Data provided Start Marker
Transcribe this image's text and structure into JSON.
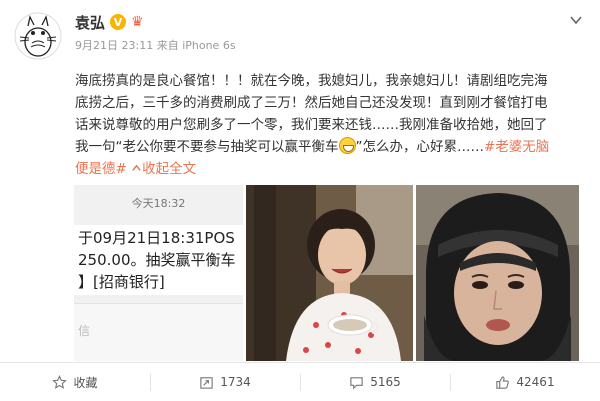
{
  "user": {
    "name": "袁弘",
    "verified_mark": "V",
    "vip_mark": "♛",
    "date": "9月21日 23:11",
    "source": "来自 iPhone 6s"
  },
  "post": {
    "line1": "海底捞真的是良心餐馆！！！就在今晚，我媳妇儿，我亲媳妇儿！请剧组吃完海",
    "line2": "底捞之后，三千多的消费刷成了三万！然后她自己还没发现！直到刚才餐馆打电",
    "line3": "话来说尊敬的用户您刷多了一个零，我们要来还钱……我刚准备收拾她，她回了",
    "line4_before_emoji": "我一句“老公你要不要参与抽奖可以赢平衡车",
    "line4_after_emoji": "”怎么办，心好累……",
    "hashtag_part1": "#老婆无脑",
    "hashtag_part2": "便是德#",
    "expand_label": "收起全文"
  },
  "sms": {
    "time": "今天18:32",
    "line1": "于09月21日18:31POS",
    "line2": "250.00。抽奖赢平衡车",
    "line3": "】[招商银行]",
    "input_hint": "信"
  },
  "actions": {
    "favorite_label": "收藏",
    "repost_count": "1734",
    "comment_count": "5165",
    "like_count": "42461"
  },
  "colors": {
    "accent": "#eb7350",
    "verified": "#f7b500"
  }
}
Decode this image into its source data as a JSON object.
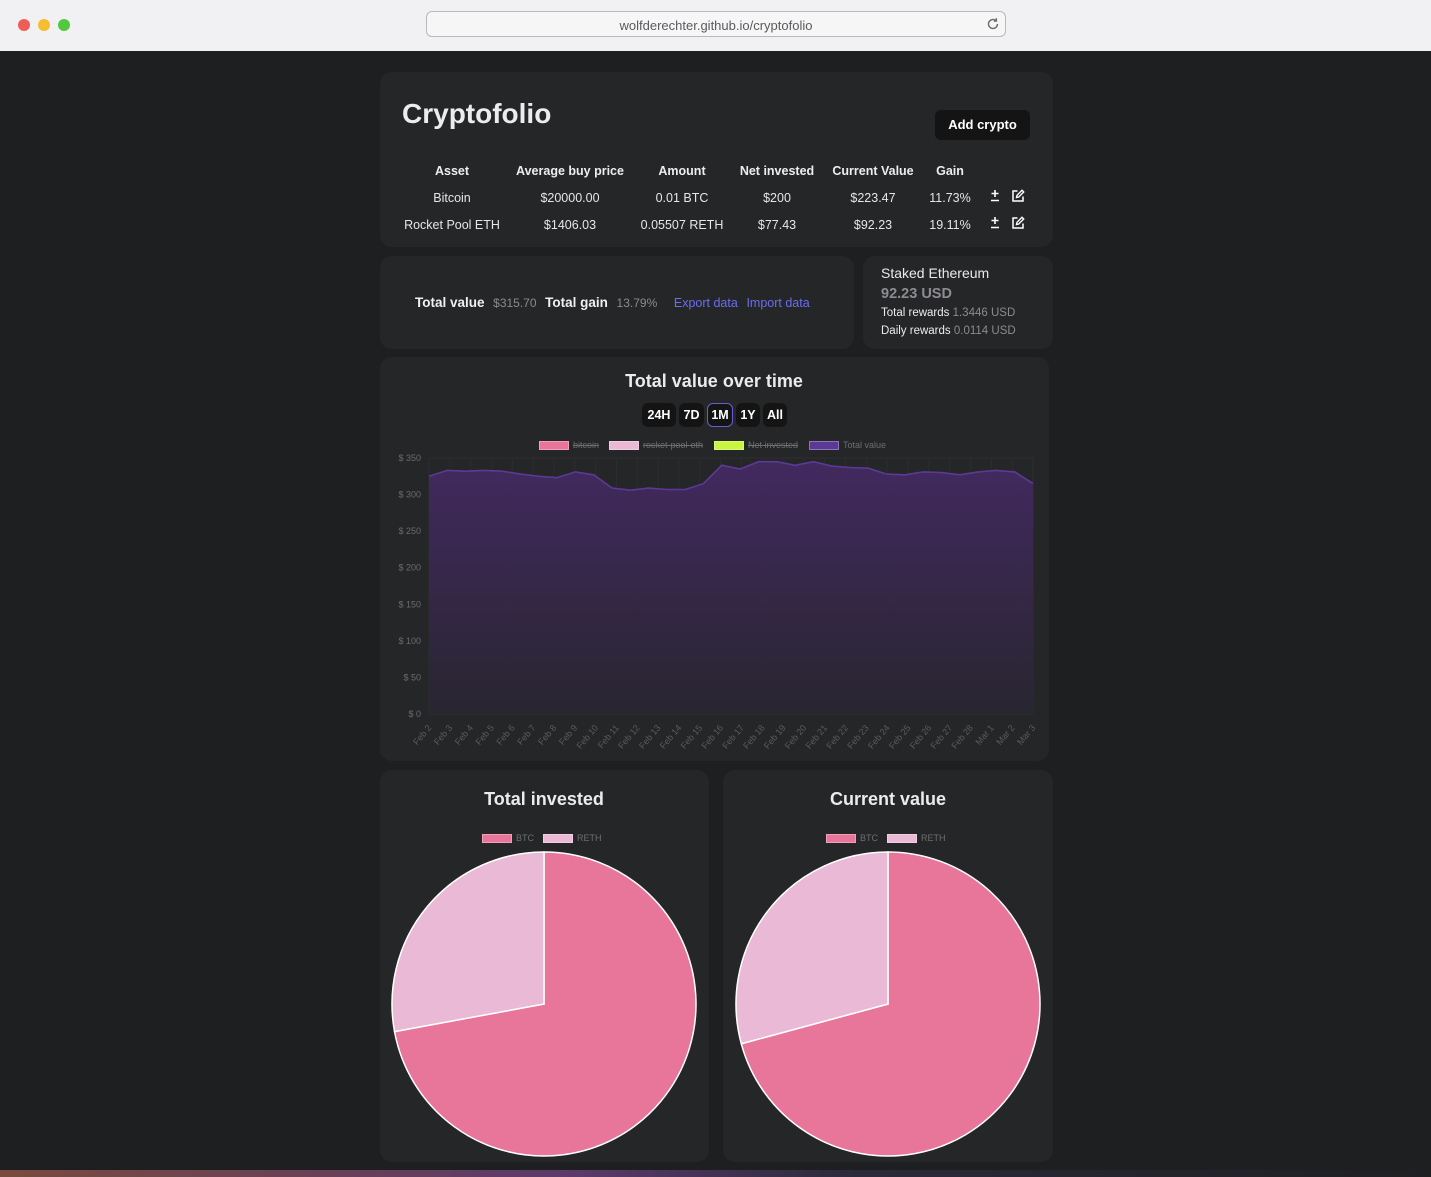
{
  "browser": {
    "url": "wolfderechter.github.io/cryptofolio"
  },
  "header": {
    "title": "Cryptofolio",
    "add_button": "Add crypto"
  },
  "table": {
    "columns": [
      "Asset",
      "Average buy price",
      "Amount",
      "Net invested",
      "Current Value",
      "Gain"
    ],
    "rows": [
      {
        "asset": "Bitcoin",
        "avg_price": "$20000.00",
        "amount": "0.01 BTC",
        "net_invested": "$200",
        "current_value": "$223.47",
        "gain": "11.73%"
      },
      {
        "asset": "Rocket Pool ETH",
        "avg_price": "$1406.03",
        "amount": "0.05507 RETH",
        "net_invested": "$77.43",
        "current_value": "$92.23",
        "gain": "19.11%"
      }
    ],
    "row_icons": [
      "plus-minus-icon",
      "edit-icon"
    ]
  },
  "summary": {
    "total_value_label": "Total value",
    "total_value": "$315.70",
    "total_gain_label": "Total gain",
    "total_gain": "13.79%",
    "export_label": "Export data",
    "import_label": "Import data"
  },
  "staked": {
    "title": "Staked Ethereum",
    "value": "92.23 USD",
    "total_rewards_label": "Total rewards",
    "total_rewards": "1.3446 USD",
    "daily_rewards_label": "Daily rewards",
    "daily_rewards": "0.0114 USD"
  },
  "time_range": {
    "options": [
      "24H",
      "7D",
      "1M",
      "1Y",
      "All"
    ],
    "selected": "1M"
  },
  "colors": {
    "bitcoin": "#e8769a",
    "reth": "#eab9d5",
    "net_invested": "#c8f542",
    "total_value": "#5b3a96",
    "link": "#6b6df0"
  },
  "chart_data": [
    {
      "type": "area",
      "title": "Total value over time",
      "legend": [
        {
          "name": "bitcoin",
          "hidden": true
        },
        {
          "name": "rocket-pool-eth",
          "hidden": true
        },
        {
          "name": "Net invested",
          "hidden": true
        },
        {
          "name": "Total value",
          "hidden": false
        }
      ],
      "x": [
        "Feb 2",
        "Feb 3",
        "Feb 4",
        "Feb 5",
        "Feb 6",
        "Feb 7",
        "Feb 8",
        "Feb 9",
        "Feb 10",
        "Feb 11",
        "Feb 12",
        "Feb 13",
        "Feb 14",
        "Feb 15",
        "Feb 16",
        "Feb 17",
        "Feb 18",
        "Feb 19",
        "Feb 20",
        "Feb 21",
        "Feb 22",
        "Feb 23",
        "Feb 24",
        "Feb 25",
        "Feb 26",
        "Feb 27",
        "Feb 28",
        "Mar 1",
        "Mar 2",
        "Mar 3"
      ],
      "series": [
        {
          "name": "Total value",
          "values": [
            325,
            333,
            332,
            333,
            332,
            328,
            325,
            323,
            331,
            327,
            309,
            306,
            309,
            307,
            307,
            315,
            340,
            335,
            345,
            345,
            340,
            345,
            339,
            337,
            336,
            328,
            327,
            331,
            330,
            327,
            331,
            333,
            331,
            315
          ]
        }
      ],
      "x_points": 34,
      "y_ticks": [
        "$ 0",
        "$ 50",
        "$ 100",
        "$ 150",
        "$ 200",
        "$ 250",
        "$ 300",
        "$ 350"
      ],
      "ylim": [
        0,
        350
      ],
      "grid": true
    },
    {
      "type": "pie",
      "title": "Total invested",
      "legend": [
        "BTC",
        "RETH"
      ],
      "values": [
        200,
        77.43
      ]
    },
    {
      "type": "pie",
      "title": "Current value",
      "legend": [
        "BTC",
        "RETH"
      ],
      "values": [
        223.47,
        92.23
      ]
    }
  ]
}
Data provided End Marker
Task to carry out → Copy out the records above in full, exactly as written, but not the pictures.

Reply to the exercise →
Transcribe this image's text and structure into JSON.
{
  "user": {
    "name": "袁弘",
    "verified_mark": "V",
    "vip_mark": "♛",
    "date": "9月21日 23:11",
    "source": "来自 iPhone 6s"
  },
  "post": {
    "line1": "海底捞真的是良心餐馆！！！就在今晚，我媳妇儿，我亲媳妇儿！请剧组吃完海",
    "line2": "底捞之后，三千多的消费刷成了三万！然后她自己还没发现！直到刚才餐馆打电",
    "line3": "话来说尊敬的用户您刷多了一个零，我们要来还钱……我刚准备收拾她，她回了",
    "line4_before_emoji": "我一句“老公你要不要参与抽奖可以赢平衡车",
    "line4_after_emoji": "”怎么办，心好累……",
    "hashtag_part1": "#老婆无脑",
    "hashtag_part2": "便是德#",
    "expand_label": "收起全文"
  },
  "sms": {
    "time": "今天18:32",
    "line1": "于09月21日18:31POS",
    "line2": "250.00。抽奖赢平衡车",
    "line3": "】[招商银行]",
    "input_hint": "信"
  },
  "actions": {
    "favorite_label": "收藏",
    "repost_count": "1734",
    "comment_count": "5165",
    "like_count": "42461"
  },
  "colors": {
    "accent": "#eb7350",
    "verified": "#f7b500"
  }
}
Decode this image into its source data as a JSON object.
{
  "browser": {
    "url": "wolfderechter.github.io/cryptofolio"
  },
  "header": {
    "title": "Cryptofolio",
    "add_button": "Add crypto"
  },
  "table": {
    "columns": [
      "Asset",
      "Average buy price",
      "Amount",
      "Net invested",
      "Current Value",
      "Gain"
    ],
    "rows": [
      {
        "asset": "Bitcoin",
        "avg_price": "$20000.00",
        "amount": "0.01 BTC",
        "net_invested": "$200",
        "current_value": "$223.47",
        "gain": "11.73%"
      },
      {
        "asset": "Rocket Pool ETH",
        "avg_price": "$1406.03",
        "amount": "0.05507 RETH",
        "net_invested": "$77.43",
        "current_value": "$92.23",
        "gain": "19.11%"
      }
    ],
    "row_icons": [
      "plus-minus-icon",
      "edit-icon"
    ]
  },
  "summary": {
    "total_value_label": "Total value",
    "total_value": "$315.70",
    "total_gain_label": "Total gain",
    "total_gain": "13.79%",
    "export_label": "Export data",
    "import_label": "Import data"
  },
  "staked": {
    "title": "Staked Ethereum",
    "value": "92.23 USD",
    "total_rewards_label": "Total rewards",
    "total_rewards": "1.3446 USD",
    "daily_rewards_label": "Daily rewards",
    "daily_rewards": "0.0114 USD"
  },
  "time_range": {
    "options": [
      "24H",
      "7D",
      "1M",
      "1Y",
      "All"
    ],
    "selected": "1M"
  },
  "colors": {
    "bitcoin": "#e8769a",
    "reth": "#eab9d5",
    "net_invested": "#c8f542",
    "total_value": "#5b3a96",
    "link": "#6b6df0"
  },
  "chart_data": [
    {
      "type": "area",
      "title": "Total value over time",
      "legend": [
        {
          "name": "bitcoin",
          "hidden": true
        },
        {
          "name": "rocket-pool-eth",
          "hidden": true
        },
        {
          "name": "Net invested",
          "hidden": true
        },
        {
          "name": "Total value",
          "hidden": false
        }
      ],
      "x": [
        "Feb 2",
        "Feb 3",
        "Feb 4",
        "Feb 5",
        "Feb 6",
        "Feb 7",
        "Feb 8",
        "Feb 9",
        "Feb 10",
        "Feb 11",
        "Feb 12",
        "Feb 13",
        "Feb 14",
        "Feb 15",
        "Feb 16",
        "Feb 17",
        "Feb 18",
        "Feb 19",
        "Feb 20",
        "Feb 21",
        "Feb 22",
        "Feb 23",
        "Feb 24",
        "Feb 25",
        "Feb 26",
        "Feb 27",
        "Feb 28",
        "Mar 1",
        "Mar 2",
        "Mar 3"
      ],
      "series": [
        {
          "name": "Total value",
          "values": [
            325,
            333,
            332,
            333,
            332,
            328,
            325,
            323,
            331,
            327,
            309,
            306,
            309,
            307,
            307,
            315,
            340,
            335,
            345,
            345,
            340,
            345,
            339,
            337,
            336,
            328,
            327,
            331,
            330,
            327,
            331,
            333,
            331,
            315
          ]
        }
      ],
      "x_points": 34,
      "y_ticks": [
        "$ 0",
        "$ 50",
        "$ 100",
        "$ 150",
        "$ 200",
        "$ 250",
        "$ 300",
        "$ 350"
      ],
      "ylim": [
        0,
        350
      ],
      "grid": true
    },
    {
      "type": "pie",
      "title": "Total invested",
      "legend": [
        "BTC",
        "RETH"
      ],
      "values": [
        200,
        77.43
      ]
    },
    {
      "type": "pie",
      "title": "Current value",
      "legend": [
        "BTC",
        "RETH"
      ],
      "values": [
        223.47,
        92.23
      ]
    }
  ]
}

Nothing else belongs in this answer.